Meanwhile, Israeli Defense Minister Ehud Barak allegedly requested an additional 20 billion USD in American aid due to the strategic uncertainties presented by the ongoing turmoil across the MENA region.

BCBI: NATO intervention in Libya has lasted for more than 100 days and yet the end of the conflict is not in sight.
Is the political status quo an option for the Alliance?

Although the Libyan crisis lingers into its third month with no apparent end in sight, it is nonetheless unlikely that embattled strongman Muammar Al Gaddafi will be able to “ride out” NATO’s increasing military pressure on his slowly deteriorating regime. Despite his alleged “stockpile” of billions of USD in cash, in which he pays his foreign mercenaries and regime loyalists; Gaddafi’s near absolute international isolation combined with increasing NATO air strikes cannot be sustained indefinitely.
Moreover, while the French Parliament just voted to extend its military role in Libya, President Nicolas Sarkozy has from the beginning committed much of his political capital towards pushing for regime change in Tripoli. French media reports have also suggested that Sarkozy apparently began supplying rebel forces with arms as part of an effort to increase pressure and encircle the embattled leader by exhausting and draining his already dwindling military resources. Given NATO’s steadily increasing military pressure and the fact that Gaddafi has been indicted by the International Criminal Court (ICC) for crimes against humanity, the remaining question is not whether Gaddafi will fall but rather when. Moreover, precisely because Gaddaf cannot “wait out” NATO and escape crimes against humanity charges, it is therefore possible that the embattled strongman is likely to negotiate the terms of his departure in return for immunity against international crime charges for him, his family and certain regime loyalist.

BCBI: So far, only a few countries in the region seem to have avoided large political disruptions and one of them is Saudi Arabia. How do you explain this?

The Kingdom of Morocco and the Sultanate of Oman have both avoided the large political disruptions we have seen across MENA region. Although the rulers of the two respective countries are absolute monarchs, both Oman and Morocco have implemented significant political reforms while allowing for greater freedoms. For instance in Oman, Sultan Qabbos has unlike other regional autocrats not appointed a successor. Other socio-economic reforms such as raising government salaries and firing corrupt cabinet officials while having rapidly modernized his country seem to have resonated well with his population. In Morocco, the King has allowed for multi-party elections while liberalizing the economy.

In the case of Saudi Arabia, King Abdullah enjoys the backing of the country’s powerful clericals. Still, after the uprising across the MENA region erupted, the Kingdom expanded social programs with billions of USD as part of an effort to “buy of descent.” That strategy seems to have held true in most of the Gulf-Emirates as well.

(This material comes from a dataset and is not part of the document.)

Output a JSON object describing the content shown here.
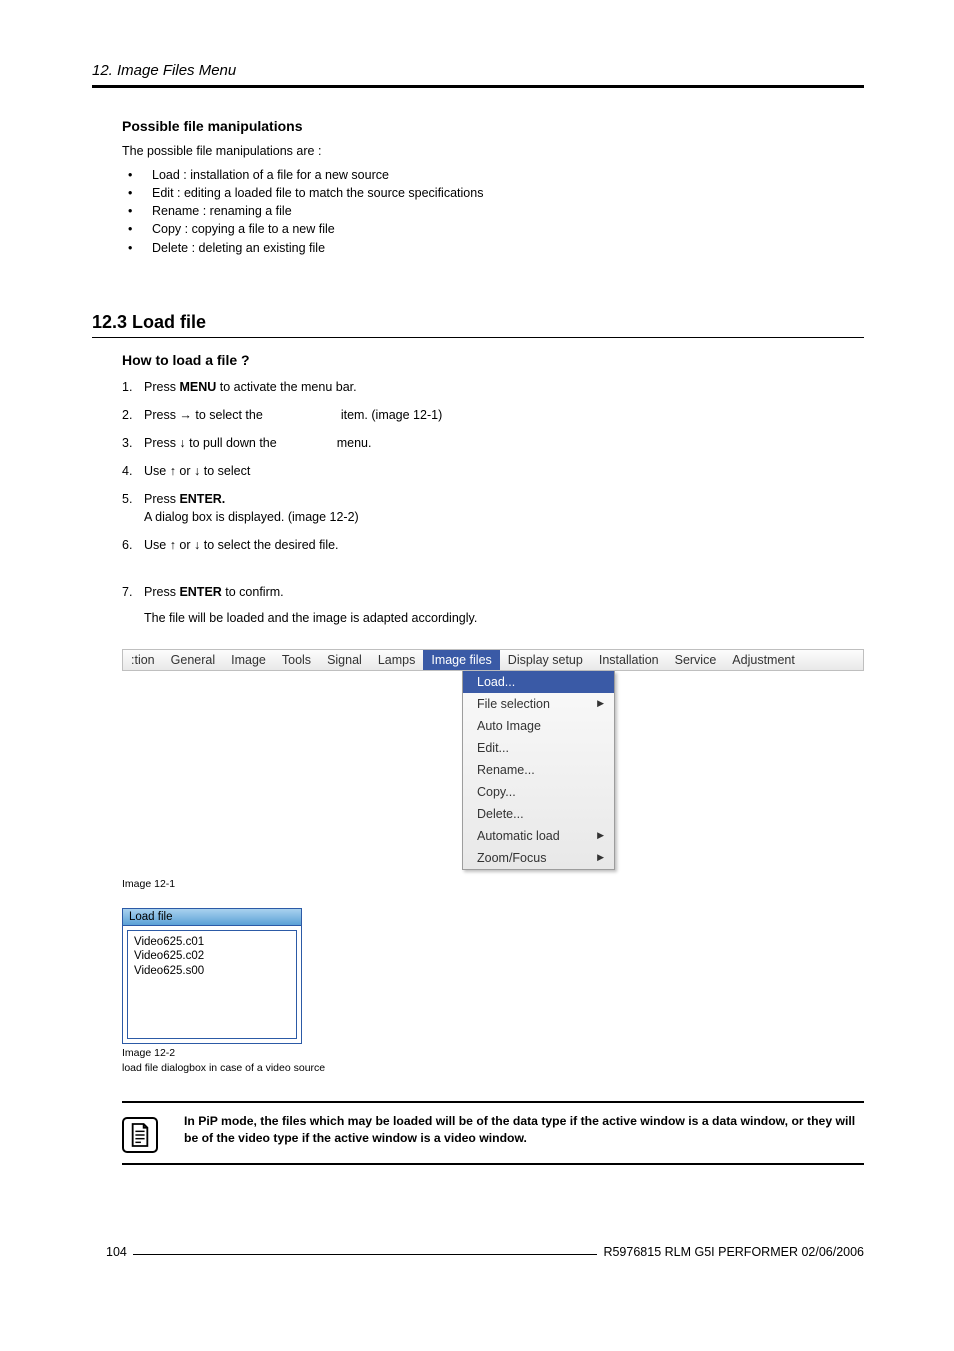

Kuwait, being an exception to the massive uprising can at least be party explained by the Emir’s political reforms shortly after the first Gulf-war.

BCBI: Many fear that the biggest winner of the new order in the Middle East may be Islamic radicals.
What is your take on this?

Despite radical-Islamists groups known opposition against the traditional secular Sunni-Arab regimes, Al Qaida’s extremist ideology seems to remarkably have been sidelined as a “credible alternative” to the status-quo presented by the secularist regimes. As a testimony to the Al Qaida’s “irrelevance” on the Arab Spring, hardly any Arab demonstrators took to the streets to condemn the U.S. elimination of the wanted terrorist leader. Although Al Qaida and its splinter groups continue to remain a serious threat that should not be underestimated, the organization’s extremist ideology seems to have little influence on the uprisings across North Africa and the Middle East.



Sigurd Neubauer works for a northern Virginia based defense and aerospace consulting firm. Sigurd is a member of the International Institute for Strategic Studies. He often contributes to Huffington Post. Follow Sigurd on Twitter @SigiMideast.